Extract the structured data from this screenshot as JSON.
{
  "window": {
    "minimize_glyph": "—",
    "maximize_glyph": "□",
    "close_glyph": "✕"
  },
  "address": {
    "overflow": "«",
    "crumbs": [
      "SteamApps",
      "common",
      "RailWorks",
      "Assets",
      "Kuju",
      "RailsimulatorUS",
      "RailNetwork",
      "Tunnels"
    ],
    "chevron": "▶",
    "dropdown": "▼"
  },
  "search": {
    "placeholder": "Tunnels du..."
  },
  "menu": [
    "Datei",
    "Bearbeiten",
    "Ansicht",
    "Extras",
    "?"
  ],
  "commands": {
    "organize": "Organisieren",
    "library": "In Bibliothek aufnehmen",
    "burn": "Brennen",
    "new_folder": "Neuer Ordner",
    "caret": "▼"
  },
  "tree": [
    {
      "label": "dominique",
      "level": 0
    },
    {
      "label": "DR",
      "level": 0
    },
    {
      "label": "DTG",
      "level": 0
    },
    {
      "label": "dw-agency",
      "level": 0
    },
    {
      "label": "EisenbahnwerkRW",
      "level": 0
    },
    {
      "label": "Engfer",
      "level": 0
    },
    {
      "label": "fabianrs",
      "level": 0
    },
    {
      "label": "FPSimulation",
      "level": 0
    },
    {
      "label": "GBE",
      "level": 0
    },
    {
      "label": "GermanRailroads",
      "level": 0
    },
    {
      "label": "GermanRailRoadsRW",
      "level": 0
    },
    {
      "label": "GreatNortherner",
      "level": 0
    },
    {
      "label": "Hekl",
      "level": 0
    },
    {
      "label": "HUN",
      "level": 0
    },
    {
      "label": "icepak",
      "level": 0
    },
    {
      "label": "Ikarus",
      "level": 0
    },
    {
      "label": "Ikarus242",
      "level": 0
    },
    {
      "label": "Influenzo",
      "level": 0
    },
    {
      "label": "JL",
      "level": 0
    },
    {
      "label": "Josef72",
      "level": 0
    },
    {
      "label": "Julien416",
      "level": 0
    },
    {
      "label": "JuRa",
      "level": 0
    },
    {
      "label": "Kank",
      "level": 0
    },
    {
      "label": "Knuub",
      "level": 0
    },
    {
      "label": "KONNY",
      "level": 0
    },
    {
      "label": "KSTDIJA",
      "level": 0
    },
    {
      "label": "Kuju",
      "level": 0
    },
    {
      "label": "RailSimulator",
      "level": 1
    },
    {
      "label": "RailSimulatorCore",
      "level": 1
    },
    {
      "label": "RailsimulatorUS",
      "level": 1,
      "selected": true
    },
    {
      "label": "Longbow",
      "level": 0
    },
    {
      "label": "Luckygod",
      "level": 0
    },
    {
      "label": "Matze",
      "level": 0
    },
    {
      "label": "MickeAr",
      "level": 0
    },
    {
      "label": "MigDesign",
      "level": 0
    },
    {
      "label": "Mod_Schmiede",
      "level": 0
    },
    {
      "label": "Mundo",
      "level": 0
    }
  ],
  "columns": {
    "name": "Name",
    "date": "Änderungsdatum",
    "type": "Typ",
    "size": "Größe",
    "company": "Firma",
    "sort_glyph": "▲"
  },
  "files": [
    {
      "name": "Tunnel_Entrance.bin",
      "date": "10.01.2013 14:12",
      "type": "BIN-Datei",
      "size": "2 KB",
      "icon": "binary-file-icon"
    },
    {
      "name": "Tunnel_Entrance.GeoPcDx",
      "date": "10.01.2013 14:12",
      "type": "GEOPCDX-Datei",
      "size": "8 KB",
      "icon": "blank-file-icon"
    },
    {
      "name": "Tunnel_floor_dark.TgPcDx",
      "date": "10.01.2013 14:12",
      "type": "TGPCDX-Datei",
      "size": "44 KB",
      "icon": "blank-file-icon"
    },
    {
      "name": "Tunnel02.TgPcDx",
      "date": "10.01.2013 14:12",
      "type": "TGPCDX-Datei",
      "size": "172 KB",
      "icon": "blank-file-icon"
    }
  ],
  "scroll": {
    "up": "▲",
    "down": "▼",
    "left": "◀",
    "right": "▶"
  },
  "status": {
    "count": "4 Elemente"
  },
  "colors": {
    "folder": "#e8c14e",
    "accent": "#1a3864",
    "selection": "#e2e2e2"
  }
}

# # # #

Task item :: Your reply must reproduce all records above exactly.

Output below ::
Extract the structured data from this screenshot as JSON.
{
  "window": {
    "minimize_glyph": "—",
    "maximize_glyph": "□",
    "close_glyph": "✕"
  },
  "address": {
    "overflow": "«",
    "crumbs": [
      "SteamApps",
      "common",
      "RailWorks",
      "Assets",
      "Kuju",
      "RailsimulatorUS",
      "RailNetwork",
      "Tunnels"
    ],
    "chevron": "▶",
    "dropdown": "▼"
  },
  "search": {
    "placeholder": "Tunnels du..."
  },
  "menu": [
    "Datei",
    "Bearbeiten",
    "Ansicht",
    "Extras",
    "?"
  ],
  "commands": {
    "organize": "Organisieren",
    "library": "In Bibliothek aufnehmen",
    "burn": "Brennen",
    "new_folder": "Neuer Ordner",
    "caret": "▼"
  },
  "tree": [
    {
      "label": "dominique",
      "level": 0
    },
    {
      "label": "DR",
      "level": 0
    },
    {
      "label": "DTG",
      "level": 0
    },
    {
      "label": "dw-agency",
      "level": 0
    },
    {
      "label": "EisenbahnwerkRW",
      "level": 0
    },
    {
      "label": "Engfer",
      "level": 0
    },
    {
      "label": "fabianrs",
      "level": 0
    },
    {
      "label": "FPSimulation",
      "level": 0
    },
    {
      "label": "GBE",
      "level": 0
    },
    {
      "label": "GermanRailroads",
      "level": 0
    },
    {
      "label": "GermanRailRoadsRW",
      "level": 0
    },
    {
      "label": "GreatNortherner",
      "level": 0
    },
    {
      "label": "Hekl",
      "level": 0
    },
    {
      "label": "HUN",
      "level": 0
    },
    {
      "label": "icepak",
      "level": 0
    },
    {
      "label": "Ikarus",
      "level": 0
    },
    {
      "label": "Ikarus242",
      "level": 0
    },
    {
      "label": "Influenzo",
      "level": 0
    },
    {
      "label": "JL",
      "level": 0
    },
    {
      "label": "Josef72",
      "level": 0
    },
    {
      "label": "Julien416",
      "level": 0
    },
    {
      "label": "JuRa",
      "level": 0
    },
    {
      "label": "Kank",
      "level": 0
    },
    {
      "label": "Knuub",
      "level": 0
    },
    {
      "label": "KONNY",
      "level": 0
    },
    {
      "label": "KSTDIJA",
      "level": 0
    },
    {
      "label": "Kuju",
      "level": 0
    },
    {
      "label": "RailSimulator",
      "level": 1
    },
    {
      "label": "RailSimulatorCore",
      "level": 1
    },
    {
      "label": "RailsimulatorUS",
      "level": 1,
      "selected": true
    },
    {
      "label": "Longbow",
      "level": 0
    },
    {
      "label": "Luckygod",
      "level": 0
    },
    {
      "label": "Matze",
      "level": 0
    },
    {
      "label": "MickeAr",
      "level": 0
    },
    {
      "label": "MigDesign",
      "level": 0
    },
    {
      "label": "Mod_Schmiede",
      "level": 0
    },
    {
      "label": "Mundo",
      "level": 0
    }
  ],
  "columns": {
    "name": "Name",
    "date": "Änderungsdatum",
    "type": "Typ",
    "size": "Größe",
    "company": "Firma",
    "sort_glyph": "▲"
  },
  "files": [
    {
      "name": "Tunnel_Entrance.bin",
      "date": "10.01.2013 14:12",
      "type": "BIN-Datei",
      "size": "2 KB",
      "icon": "binary-file-icon"
    },
    {
      "name": "Tunnel_Entrance.GeoPcDx",
      "date": "10.01.2013 14:12",
      "type": "GEOPCDX-Datei",
      "size": "8 KB",
      "icon": "blank-file-icon"
    },
    {
      "name": "Tunnel_floor_dark.TgPcDx",
      "date": "10.01.2013 14:12",
      "type": "TGPCDX-Datei",
      "size": "44 KB",
      "icon": "blank-file-icon"
    },
    {
      "name": "Tunnel02.TgPcDx",
      "date": "10.01.2013 14:12",
      "type": "TGPCDX-Datei",
      "size": "172 KB",
      "icon": "blank-file-icon"
    }
  ],
  "scroll": {
    "up": "▲",
    "down": "▼",
    "left": "◀",
    "right": "▶"
  },
  "status": {
    "count": "4 Elemente"
  },
  "colors": {
    "folder": "#e8c14e",
    "accent": "#1a3864",
    "selection": "#e2e2e2"
  }
}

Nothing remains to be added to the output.